The simplest way to capture the achievements of Pele is to tally the numbers. In two decades, he scored 1,283 goals — 1,000 of them before he was 30 and 95 wearing the national team colours. He helped bring home three of Brazil’s five World Cups, a feat unequalled by any other player to this day.
But soccer is not a ledger, and Pele’s magic doesn’t fit in a trophy room. When cancer killed him at age 82, the country lost a bit of its soul. From 1956 to 1977, he brought grace and majesty to the world’s most popular sport.
He also became Brazil’s most enduring brand, the boyish star with a halogen smile, who put soft power in short pants and joyfully conflated the country’s name with his own.
Ask the Nigerians, who saw combatants in their bloody civil war briefly put down their weapons to watch Pele perform in a 1969 exhibition game.
Or the Brazilian-led United Nations peacekeepers who in 2004 promoted a “peace match” in strife-torn Haiti, parading their national team stars atop armoured cars through the streets of Port-au-Prince — a brazen bet on the sort of football diplomacy that Pele invented. If the truce was short-lived, Pele’s aura lingered, garnering Brazilian travellers instant bonhomie.
But Pele’s most enduring effect was at home. More than a star athlete, he was a symbol of a nation in transformation. He came up in an era when Brazil was stirring to international ambitions and world-class industry. Bossa nova was on the Victrola and Carnaval cranked the street party up to 11.
Dancing emblem of Brazilian confidence
Glissading over the grass, Pele made impossible moves look effortless and sent parabola kicks home from ridiculous angles, with right foot and left, turning even the missed shot into a thing of beauty. He seemed a dancing emblem of Brazilian confidence and aspiration.
In the 1980s, Brazilian cinemas would play grainy reels of classic soccer matches, scored to the infectious sound of Que bonito e, or “how beautiful it is.” This was the game and the beat that would define Brazil, and Pele would be its icon.
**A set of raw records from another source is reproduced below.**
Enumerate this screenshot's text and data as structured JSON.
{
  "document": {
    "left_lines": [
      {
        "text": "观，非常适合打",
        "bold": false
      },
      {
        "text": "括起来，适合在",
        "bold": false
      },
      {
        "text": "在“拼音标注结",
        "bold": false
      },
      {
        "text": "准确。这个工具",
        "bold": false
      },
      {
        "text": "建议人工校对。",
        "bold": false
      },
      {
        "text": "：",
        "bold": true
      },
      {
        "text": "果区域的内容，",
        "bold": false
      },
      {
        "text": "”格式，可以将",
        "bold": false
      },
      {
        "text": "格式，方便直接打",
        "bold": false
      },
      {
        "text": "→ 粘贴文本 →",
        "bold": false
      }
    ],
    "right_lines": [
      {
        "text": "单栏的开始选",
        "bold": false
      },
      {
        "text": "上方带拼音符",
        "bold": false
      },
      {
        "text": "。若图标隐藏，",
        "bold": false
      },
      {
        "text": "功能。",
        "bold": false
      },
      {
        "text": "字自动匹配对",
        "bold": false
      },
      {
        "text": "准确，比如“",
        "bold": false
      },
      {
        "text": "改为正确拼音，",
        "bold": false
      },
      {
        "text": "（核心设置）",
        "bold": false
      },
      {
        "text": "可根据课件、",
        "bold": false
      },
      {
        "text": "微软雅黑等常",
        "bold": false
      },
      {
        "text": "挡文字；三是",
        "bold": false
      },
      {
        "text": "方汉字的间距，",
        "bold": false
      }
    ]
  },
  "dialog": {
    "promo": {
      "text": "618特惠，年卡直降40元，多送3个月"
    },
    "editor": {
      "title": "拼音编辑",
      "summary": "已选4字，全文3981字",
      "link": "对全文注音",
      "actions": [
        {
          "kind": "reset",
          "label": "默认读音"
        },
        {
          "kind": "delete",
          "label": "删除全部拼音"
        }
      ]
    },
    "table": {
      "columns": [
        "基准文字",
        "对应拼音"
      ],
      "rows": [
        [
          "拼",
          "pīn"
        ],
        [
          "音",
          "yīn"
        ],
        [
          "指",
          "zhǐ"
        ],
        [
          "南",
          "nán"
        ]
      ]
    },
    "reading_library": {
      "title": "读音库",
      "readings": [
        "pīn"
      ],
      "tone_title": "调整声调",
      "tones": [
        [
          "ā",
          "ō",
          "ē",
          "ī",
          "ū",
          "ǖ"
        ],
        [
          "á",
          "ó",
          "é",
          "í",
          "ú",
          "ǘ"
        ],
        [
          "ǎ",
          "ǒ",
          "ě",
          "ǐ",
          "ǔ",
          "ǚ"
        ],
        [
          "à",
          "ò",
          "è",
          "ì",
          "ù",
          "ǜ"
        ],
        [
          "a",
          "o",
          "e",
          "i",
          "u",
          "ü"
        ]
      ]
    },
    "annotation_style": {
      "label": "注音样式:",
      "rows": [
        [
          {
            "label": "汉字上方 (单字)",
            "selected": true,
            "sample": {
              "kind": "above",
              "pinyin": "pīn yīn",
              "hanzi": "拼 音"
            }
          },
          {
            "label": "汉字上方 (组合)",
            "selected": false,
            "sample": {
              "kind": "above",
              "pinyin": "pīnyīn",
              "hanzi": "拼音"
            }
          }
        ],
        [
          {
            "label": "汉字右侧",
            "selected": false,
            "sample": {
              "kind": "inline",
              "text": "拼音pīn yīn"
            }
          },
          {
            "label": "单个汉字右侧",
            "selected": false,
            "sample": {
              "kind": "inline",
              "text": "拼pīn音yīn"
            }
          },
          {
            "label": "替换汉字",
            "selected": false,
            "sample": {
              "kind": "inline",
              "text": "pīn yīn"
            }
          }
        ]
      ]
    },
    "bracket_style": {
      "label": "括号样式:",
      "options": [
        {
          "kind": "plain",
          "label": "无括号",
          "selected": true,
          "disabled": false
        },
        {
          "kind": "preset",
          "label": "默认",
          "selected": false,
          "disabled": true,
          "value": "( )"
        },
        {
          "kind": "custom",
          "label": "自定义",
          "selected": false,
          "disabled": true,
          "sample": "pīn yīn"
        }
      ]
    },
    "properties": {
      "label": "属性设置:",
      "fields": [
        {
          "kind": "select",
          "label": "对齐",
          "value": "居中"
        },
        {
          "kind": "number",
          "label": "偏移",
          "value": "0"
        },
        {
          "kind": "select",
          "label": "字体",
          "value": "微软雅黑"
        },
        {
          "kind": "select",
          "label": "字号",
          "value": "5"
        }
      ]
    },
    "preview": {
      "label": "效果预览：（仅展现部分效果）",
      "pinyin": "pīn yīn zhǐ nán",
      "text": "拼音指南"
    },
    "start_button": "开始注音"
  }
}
Pele never leveraged his charisma for political ends. He repeatedly declined invitations to run for office or even join a party.
This fawning attention brought Pele unflattering comparisons — not least with Muhammad Ali, his contemporary and international coeval, whose outspokenness against racism and the Vietnam War made him both an exemplar of political defiance and a target of official rancour.
Pele was also a beacon. Futebol, the Brazilian anthropologist Roberto DaMatta once told me, isn’t just bread and circus. It’s a game that Brazilians know is fair, has transparent rules and is played on a level playing field.
What counts on the pitch is how you play, not your colour, your bank account or who you know. “Pele became king because he worked for it clearly, on an open, green field,” DaMatta wrote recently.
In a country as socially fractured and unequal as Brazil, where money is power, Pele represented another possibility. He still does.
Mac Margolis, an adviser to the Brazilian Igarape Institute, writes frequently about Latin America. He is the author of “The Last New World: The Conquest of the Amazon Frontier.”